Second, leaders in both states were concerned with their ability to sustain the use of Medicaid funds for social supports. For example, California’s Whole Person Care Pilots program will expire in 2021. The recently expanded definition of supplemental benefits in Medicare Advantage suggests that the Centers for Medicare & Medicaid Services may allow greater spending on social services over time, but even under more flexible payment models, investment in social interventions ultimately will depend on the choices of healthcare leaders.

Finally, findings from the study illustrate the importance of community-based organizations in delivering social interventions; therefore, healthcare organizations must work closely with these entities for program implementation.

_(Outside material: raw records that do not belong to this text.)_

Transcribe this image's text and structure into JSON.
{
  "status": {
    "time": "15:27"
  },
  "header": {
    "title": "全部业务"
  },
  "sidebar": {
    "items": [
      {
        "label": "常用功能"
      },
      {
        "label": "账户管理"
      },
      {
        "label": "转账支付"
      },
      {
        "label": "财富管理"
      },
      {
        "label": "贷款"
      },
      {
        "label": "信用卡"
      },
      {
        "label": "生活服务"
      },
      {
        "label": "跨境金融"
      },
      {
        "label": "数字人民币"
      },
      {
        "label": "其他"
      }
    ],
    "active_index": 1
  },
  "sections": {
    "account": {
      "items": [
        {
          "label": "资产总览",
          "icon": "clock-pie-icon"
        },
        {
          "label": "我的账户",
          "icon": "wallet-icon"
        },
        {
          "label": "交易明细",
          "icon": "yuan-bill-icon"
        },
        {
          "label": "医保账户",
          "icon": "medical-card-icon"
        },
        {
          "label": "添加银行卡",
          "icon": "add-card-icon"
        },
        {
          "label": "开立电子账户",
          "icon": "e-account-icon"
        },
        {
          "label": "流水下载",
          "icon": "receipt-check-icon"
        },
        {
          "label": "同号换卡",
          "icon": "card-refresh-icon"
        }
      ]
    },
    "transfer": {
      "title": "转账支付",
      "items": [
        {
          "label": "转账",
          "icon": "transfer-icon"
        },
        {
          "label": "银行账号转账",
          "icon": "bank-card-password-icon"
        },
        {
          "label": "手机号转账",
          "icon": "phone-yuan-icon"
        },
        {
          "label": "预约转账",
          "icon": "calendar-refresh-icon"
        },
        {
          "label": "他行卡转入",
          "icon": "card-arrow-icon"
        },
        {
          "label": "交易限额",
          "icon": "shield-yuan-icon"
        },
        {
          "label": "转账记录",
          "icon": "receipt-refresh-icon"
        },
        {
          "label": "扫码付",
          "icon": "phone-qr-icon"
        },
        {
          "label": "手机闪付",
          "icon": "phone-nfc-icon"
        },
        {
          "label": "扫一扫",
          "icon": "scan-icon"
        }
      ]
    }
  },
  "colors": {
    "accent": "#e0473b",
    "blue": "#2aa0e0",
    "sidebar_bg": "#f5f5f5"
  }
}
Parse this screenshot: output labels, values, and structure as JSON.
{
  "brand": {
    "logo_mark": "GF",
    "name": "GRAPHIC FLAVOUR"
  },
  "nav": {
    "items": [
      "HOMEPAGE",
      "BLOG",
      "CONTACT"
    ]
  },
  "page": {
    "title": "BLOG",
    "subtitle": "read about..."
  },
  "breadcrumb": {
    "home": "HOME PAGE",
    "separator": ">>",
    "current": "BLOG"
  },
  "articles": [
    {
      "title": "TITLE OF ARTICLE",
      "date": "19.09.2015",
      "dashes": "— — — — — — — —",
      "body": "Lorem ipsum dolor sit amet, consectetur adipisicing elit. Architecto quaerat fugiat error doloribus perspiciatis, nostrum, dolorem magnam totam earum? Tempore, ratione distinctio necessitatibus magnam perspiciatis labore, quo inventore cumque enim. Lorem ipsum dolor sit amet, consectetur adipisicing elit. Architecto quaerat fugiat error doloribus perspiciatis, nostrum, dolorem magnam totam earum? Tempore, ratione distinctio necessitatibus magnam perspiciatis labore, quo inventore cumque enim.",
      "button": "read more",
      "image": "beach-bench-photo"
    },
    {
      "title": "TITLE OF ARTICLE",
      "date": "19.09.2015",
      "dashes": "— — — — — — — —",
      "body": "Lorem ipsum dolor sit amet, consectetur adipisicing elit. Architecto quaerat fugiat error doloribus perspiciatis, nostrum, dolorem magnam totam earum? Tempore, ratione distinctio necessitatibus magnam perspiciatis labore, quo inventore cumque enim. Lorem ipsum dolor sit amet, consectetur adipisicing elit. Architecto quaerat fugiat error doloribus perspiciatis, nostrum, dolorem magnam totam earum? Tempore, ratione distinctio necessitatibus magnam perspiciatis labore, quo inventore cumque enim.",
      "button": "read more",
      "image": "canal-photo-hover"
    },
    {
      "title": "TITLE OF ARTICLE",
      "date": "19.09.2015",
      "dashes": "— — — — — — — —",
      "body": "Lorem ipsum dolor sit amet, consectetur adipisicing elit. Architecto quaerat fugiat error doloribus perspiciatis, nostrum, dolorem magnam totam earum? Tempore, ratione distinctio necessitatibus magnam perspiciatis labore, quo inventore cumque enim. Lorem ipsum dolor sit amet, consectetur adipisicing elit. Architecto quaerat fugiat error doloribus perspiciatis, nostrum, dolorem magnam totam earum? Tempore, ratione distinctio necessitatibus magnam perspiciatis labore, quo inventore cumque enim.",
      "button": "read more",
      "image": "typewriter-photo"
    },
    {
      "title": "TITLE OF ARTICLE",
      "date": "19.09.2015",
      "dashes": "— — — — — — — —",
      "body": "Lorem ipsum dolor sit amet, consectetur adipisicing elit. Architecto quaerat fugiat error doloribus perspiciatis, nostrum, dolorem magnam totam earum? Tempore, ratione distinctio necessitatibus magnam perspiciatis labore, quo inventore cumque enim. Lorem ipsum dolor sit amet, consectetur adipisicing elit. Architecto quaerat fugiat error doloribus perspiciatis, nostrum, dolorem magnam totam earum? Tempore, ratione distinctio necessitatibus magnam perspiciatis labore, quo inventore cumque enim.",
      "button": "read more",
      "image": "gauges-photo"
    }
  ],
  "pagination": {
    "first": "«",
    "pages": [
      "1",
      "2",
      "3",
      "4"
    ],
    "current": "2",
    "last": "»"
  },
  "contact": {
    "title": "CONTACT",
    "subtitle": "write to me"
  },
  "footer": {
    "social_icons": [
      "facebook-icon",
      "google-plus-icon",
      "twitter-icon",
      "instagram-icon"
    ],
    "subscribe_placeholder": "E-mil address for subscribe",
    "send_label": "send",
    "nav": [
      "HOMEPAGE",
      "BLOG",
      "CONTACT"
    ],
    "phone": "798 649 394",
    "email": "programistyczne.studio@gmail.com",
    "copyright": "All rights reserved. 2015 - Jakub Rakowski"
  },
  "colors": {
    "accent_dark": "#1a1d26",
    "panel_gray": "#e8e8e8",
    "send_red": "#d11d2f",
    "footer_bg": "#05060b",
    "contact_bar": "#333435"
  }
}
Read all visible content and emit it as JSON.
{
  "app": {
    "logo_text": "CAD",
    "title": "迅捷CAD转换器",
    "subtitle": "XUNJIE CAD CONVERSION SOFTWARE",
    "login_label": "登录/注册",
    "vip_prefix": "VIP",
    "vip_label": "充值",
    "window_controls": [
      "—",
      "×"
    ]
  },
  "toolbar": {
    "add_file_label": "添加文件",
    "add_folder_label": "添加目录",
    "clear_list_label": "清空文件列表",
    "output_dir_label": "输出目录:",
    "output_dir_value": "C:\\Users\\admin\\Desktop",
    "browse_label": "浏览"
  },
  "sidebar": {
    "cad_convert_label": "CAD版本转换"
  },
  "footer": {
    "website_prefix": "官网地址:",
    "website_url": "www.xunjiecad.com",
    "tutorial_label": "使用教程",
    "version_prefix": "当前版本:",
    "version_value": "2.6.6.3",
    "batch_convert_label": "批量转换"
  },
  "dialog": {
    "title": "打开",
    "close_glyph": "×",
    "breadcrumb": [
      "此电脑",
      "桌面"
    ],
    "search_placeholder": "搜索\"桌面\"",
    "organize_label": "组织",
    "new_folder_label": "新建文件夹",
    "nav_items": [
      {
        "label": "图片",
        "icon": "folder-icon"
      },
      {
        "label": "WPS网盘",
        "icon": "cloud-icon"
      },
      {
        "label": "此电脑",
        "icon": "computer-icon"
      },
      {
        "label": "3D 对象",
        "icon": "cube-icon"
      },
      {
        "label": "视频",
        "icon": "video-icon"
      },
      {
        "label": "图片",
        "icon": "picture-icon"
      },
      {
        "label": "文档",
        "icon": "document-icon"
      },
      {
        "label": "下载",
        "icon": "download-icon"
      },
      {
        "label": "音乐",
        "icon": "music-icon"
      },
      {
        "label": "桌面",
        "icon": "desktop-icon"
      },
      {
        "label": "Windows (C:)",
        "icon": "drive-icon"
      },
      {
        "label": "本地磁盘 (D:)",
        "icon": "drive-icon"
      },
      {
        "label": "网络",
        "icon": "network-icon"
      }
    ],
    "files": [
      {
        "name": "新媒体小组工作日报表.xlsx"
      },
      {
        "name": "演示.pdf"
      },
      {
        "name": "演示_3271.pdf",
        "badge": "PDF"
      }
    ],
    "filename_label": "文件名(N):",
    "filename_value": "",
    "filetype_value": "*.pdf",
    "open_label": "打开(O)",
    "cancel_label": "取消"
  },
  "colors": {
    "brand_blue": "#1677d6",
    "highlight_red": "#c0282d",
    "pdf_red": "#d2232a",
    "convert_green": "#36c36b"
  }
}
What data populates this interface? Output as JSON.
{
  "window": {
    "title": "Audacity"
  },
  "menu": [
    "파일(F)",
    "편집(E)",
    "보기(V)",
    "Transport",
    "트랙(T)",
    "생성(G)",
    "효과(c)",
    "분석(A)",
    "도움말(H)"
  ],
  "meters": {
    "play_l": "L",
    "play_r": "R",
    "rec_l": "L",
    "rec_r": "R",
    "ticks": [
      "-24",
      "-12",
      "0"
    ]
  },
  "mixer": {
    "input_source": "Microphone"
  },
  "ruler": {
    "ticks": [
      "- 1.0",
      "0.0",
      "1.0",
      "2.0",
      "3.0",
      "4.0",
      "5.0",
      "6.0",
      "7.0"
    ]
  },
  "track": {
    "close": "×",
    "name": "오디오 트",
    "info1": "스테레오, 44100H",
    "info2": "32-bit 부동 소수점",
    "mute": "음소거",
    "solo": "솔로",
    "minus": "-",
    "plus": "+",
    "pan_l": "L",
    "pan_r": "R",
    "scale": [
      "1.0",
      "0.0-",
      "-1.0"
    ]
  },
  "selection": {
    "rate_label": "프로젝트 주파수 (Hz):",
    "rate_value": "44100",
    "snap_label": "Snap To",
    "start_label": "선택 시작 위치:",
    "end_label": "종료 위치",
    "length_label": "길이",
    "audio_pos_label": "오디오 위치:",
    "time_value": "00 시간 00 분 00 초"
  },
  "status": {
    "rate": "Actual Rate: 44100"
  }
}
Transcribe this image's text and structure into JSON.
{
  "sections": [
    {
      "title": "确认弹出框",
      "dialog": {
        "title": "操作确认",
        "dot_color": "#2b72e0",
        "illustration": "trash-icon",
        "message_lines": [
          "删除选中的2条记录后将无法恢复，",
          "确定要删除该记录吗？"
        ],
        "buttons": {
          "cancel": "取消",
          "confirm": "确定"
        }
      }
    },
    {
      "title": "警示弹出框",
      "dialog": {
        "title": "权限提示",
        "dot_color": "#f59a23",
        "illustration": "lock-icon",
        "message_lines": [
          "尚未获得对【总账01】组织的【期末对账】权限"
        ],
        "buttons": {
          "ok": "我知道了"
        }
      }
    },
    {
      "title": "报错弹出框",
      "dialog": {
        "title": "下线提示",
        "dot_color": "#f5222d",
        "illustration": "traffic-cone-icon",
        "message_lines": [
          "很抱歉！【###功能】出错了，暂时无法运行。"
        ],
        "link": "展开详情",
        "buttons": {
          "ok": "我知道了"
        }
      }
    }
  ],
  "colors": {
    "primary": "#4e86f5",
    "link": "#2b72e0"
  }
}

"The dismantling of the US social safety-net cannot be fixed by the US health care system. But there are many health care leaders doing their very best to apply the equivalent of individual and system-level Band Aids where they can," Gottlieb said. "Those efforts are limited in two important ways: the healthcare safety-net is not replete with resources and there are still major barriers in how healthcare dollars can be used for what were traditionally considered 'non-healthcare' activities. The people in California and Oregon that we spoke with are trying to dismantle some of the barriers to spending flexibility, especially, by emphasizing that activities that help meet basic material needs like food and housing are foundational to health."

Gottlieb looks forward to seeing how other states continue to grow and learn from lessons in Oregon and California.

"We’ve been excited to see how much is happening in other states, not only under waivers (like in North Carolina) but also under other value based payment innovations," she added.